Thursday Thoughts - The Red Ring and Board/Card Games
The morning after my late night emo post last week, I found out that the Super SF4 connection issues weren't connection issues at all; rather, they were death knells. My XBox 360 of nearly three years had seen its first Red Ring of Death. Considering how much I rely on the 360 for both my gaming and my movie entertainment, I wasn't entirely sure what I'd be doing for the next three weeks (let alone what I'd type on here). Thankfully, the geek is strong in this one, and I turned from the world of downloadable games to a much older past-time: board games.
When I say board games, I'm not talking about Monopoly or even everyone's favorite monkeys-with-dice-can-play-this-game Risk, though admittedly a few of mine are just as simple. I'm speaking more of Carcassonne, Alhambra, Dominion (yes it's a card game but the box is huge SO THERE), Formula De, and others. This of course includes my newest and nerdiest addition to the family, the "D&D Lite" Descent. The other night saw five hours devoted to one quest of epic proportions with said game, and the week prior lost a total of six hours to Dominion and Alhambra.
The sad part is, when I look at a lot of these games, I can't help but think how great card and board games can translate over to a console or PC setting. True, many board games already have a home on XBox Live, with classics like Catan, Carcassonne, Lost Cities, and Ticket to Ride all finding their way onto the Arcade, and quite a few sites on the internet have licensed or knock-off versions (many free and multiplayer) of many other board games. But what about original board games?
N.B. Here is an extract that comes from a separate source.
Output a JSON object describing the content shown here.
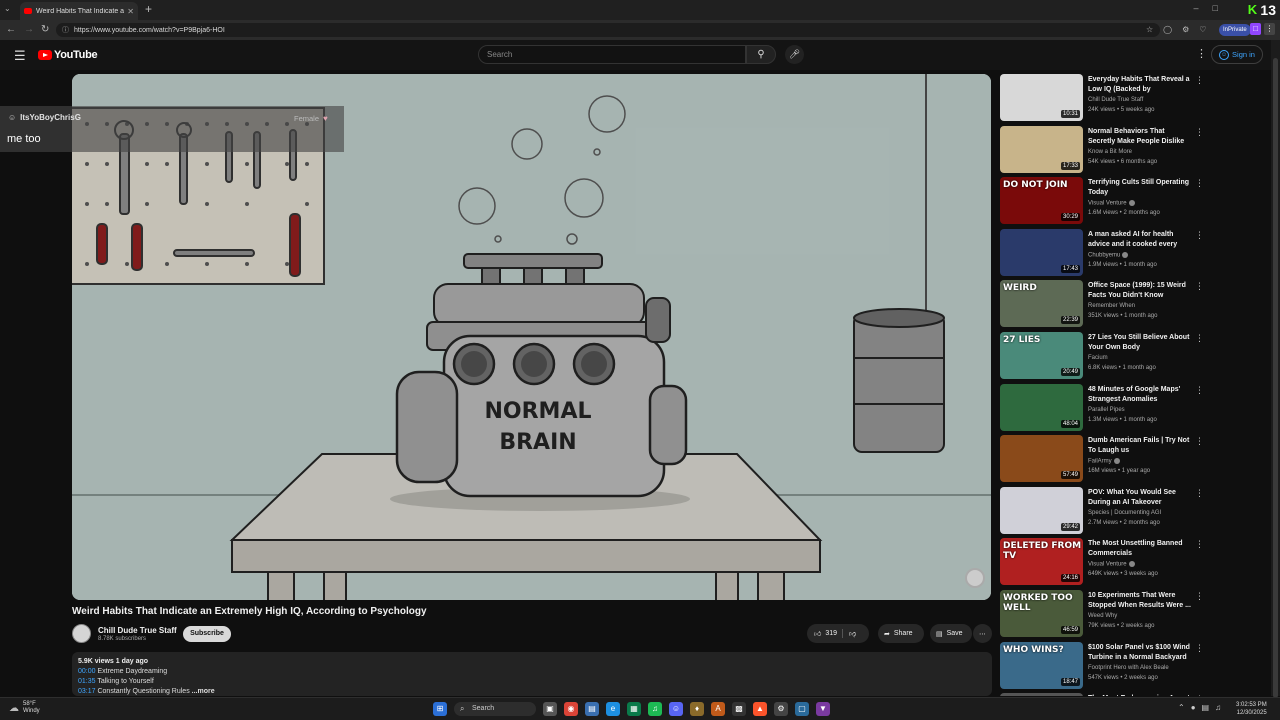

The XBLIG Marketplace has seen a few over the last couple years. One of which, Ancient Trader, greatly impressed me, while another, Total Monarchy, showed promise. The bad thing about board games on XBLIG is the 8 minute trial, which makes it quite difficult to learn a game properly let alone play and get a feel for it. Oh, and the lack of any online community on XBLIG.
The negative point in general about digitally produced board games is the lack of touch. This sounds weird, but think of it this way: you give a pair of six-sided dice to your grandmother and say to her, "roll two dice," which she does with ease. Now hand her a controller or a mouse and keyboard and say the same thing. She has to relearn the simple act of rolling dice, learn the rules of the board game, AND learn how to do everything in said board game on the console or computer. One can argue "well, there's a tutorial", but that's really only good for people who have their own console or have access to someone else's along with some free time. Card games have a little less of this restriction, depending on the value of timing. For example, the Magic the Gathering card game on XBox Live plays smoothly, but simple three second acts such as "draw, play a land, pass turn" take a full minute with the console due to allowing a response from the opposing player(s).
Even with those things against it, I hope a lot of developers start porting or even creating their own board games for digital sale, simply because I believe there are few things greater than a group of people and a well-produced board or card game. If digital versions of these games extend how far that experience can reach, then I'm all for it. But I still won't stop buying expensive bundles of cardboard and dice for a night full of old fashioned living room nerd-outs.